City Paper is not for tourists
Chief Superior Court Judge Lee F. Satterfield doesn’t like the fact that Ward 1 Councilmember Jim Graham has been posturing about the inadequacy of D.C.’s juvenile justice system via listserv.
In an email to Ward 1 ANC commissioners, Satterfield accuses Graham of playing the blame game. Graham apparently wants his constituents to believe the court goes easy on juvenile offenders. “In his email, in reference to a particular case, CM Graham said that judge after judge did not ‘take charges seriously enough’ and that ‘one of the reasons we have such a high level of youth violence in this city is this: Young criminals think they have nothing to fear from the courts…'”
Indeed, reviewing the email, Graham hits D.C. judges hard, implying he has proof they take youth crime lightly.
“This week I reviewed the arrest and other records of an 18 year old man (now charged with murder). It was a sorry tale of offense after offense between the age of 14 and 18. Judge after judge did not take the charges seriously enough. If the public could see these records, there would be such a public outcry against how our criminal prosecution system works with youthful offenders.”
Satterfield goes on to say Graham is full of it. In most situations, he says, the courts’ hands are tied as far as young offenders are concerned:
“DC law does not provide the Court with any authority over youth committed to the custody of the city. Family Court judges who find a juvenile ‘involved’ in a crime (the DC Code’s nomenclature for guilt), have but two options: put the youth on probation, which the court’s juvenile probation officers monitor and over which the judges have control, or, if the judge thinks probation is not sufficient, the judge can commit the youth to the city at which point the court loses all authority over the youth including the authority to securely detain a youth.”

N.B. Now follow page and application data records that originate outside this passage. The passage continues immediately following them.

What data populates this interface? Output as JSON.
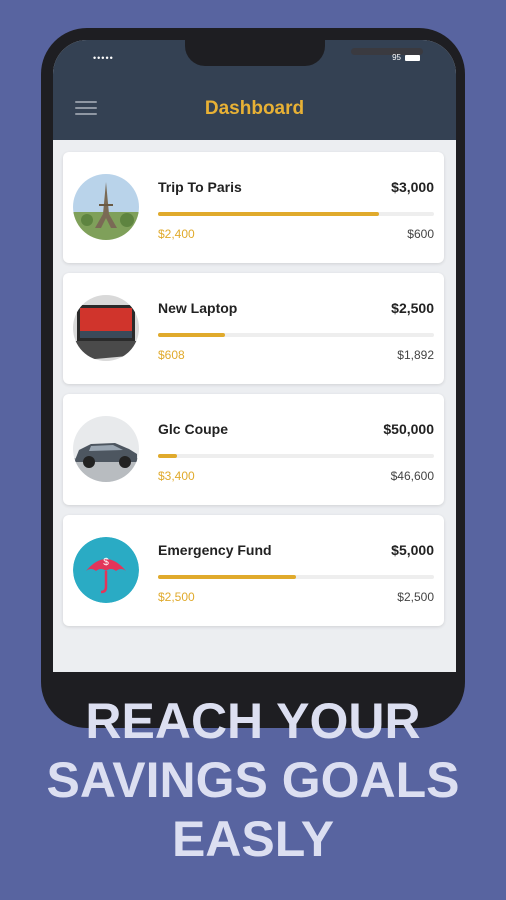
{
  "status": {
    "signal": "•••••",
    "battery": "95"
  },
  "header": {
    "title": "Dashboard"
  },
  "goals": [
    {
      "name": "Trip To Paris",
      "target": "$3,000",
      "saved": "$2,400",
      "remaining": "$600",
      "progress": 0.8,
      "image": "eiffel-tower"
    },
    {
      "name": "New Laptop",
      "target": "$2,500",
      "saved": "$608",
      "remaining": "$1,892",
      "progress": 0.243,
      "image": "laptop"
    },
    {
      "name": "Glc Coupe",
      "target": "$50,000",
      "saved": "$3,400",
      "remaining": "$46,600",
      "progress": 0.068,
      "image": "car"
    },
    {
      "name": "Emergency Fund",
      "target": "$5,000",
      "saved": "$2,500",
      "remaining": "$2,500",
      "progress": 0.5,
      "image": "umbrella-dollar-icon"
    }
  ],
  "headline": [
    "REACH YOUR",
    "SAVINGS GOALS",
    "EASLY"
  ],
  "colors": {
    "accent": "#e0aa2c",
    "header": "#344153",
    "background": "#5864a0"
  }
}
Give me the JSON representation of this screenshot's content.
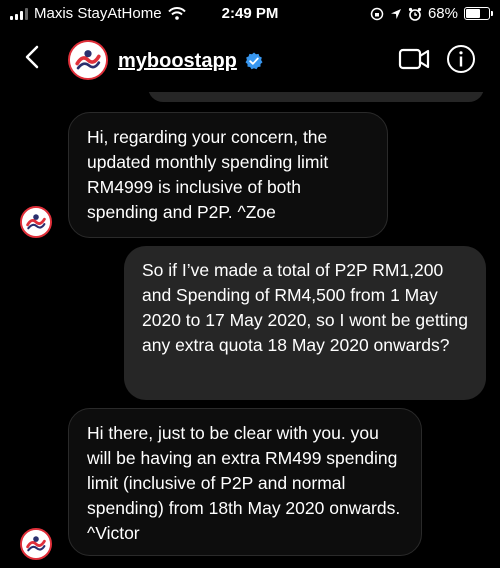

Satterfield says he finds Graham’s blaming troubling and that “No system is perfect, including the court system. However, we make every effort to meet the needs of all residents in the community that we serve, consistent with our mandate to provide justice for all.” Burn.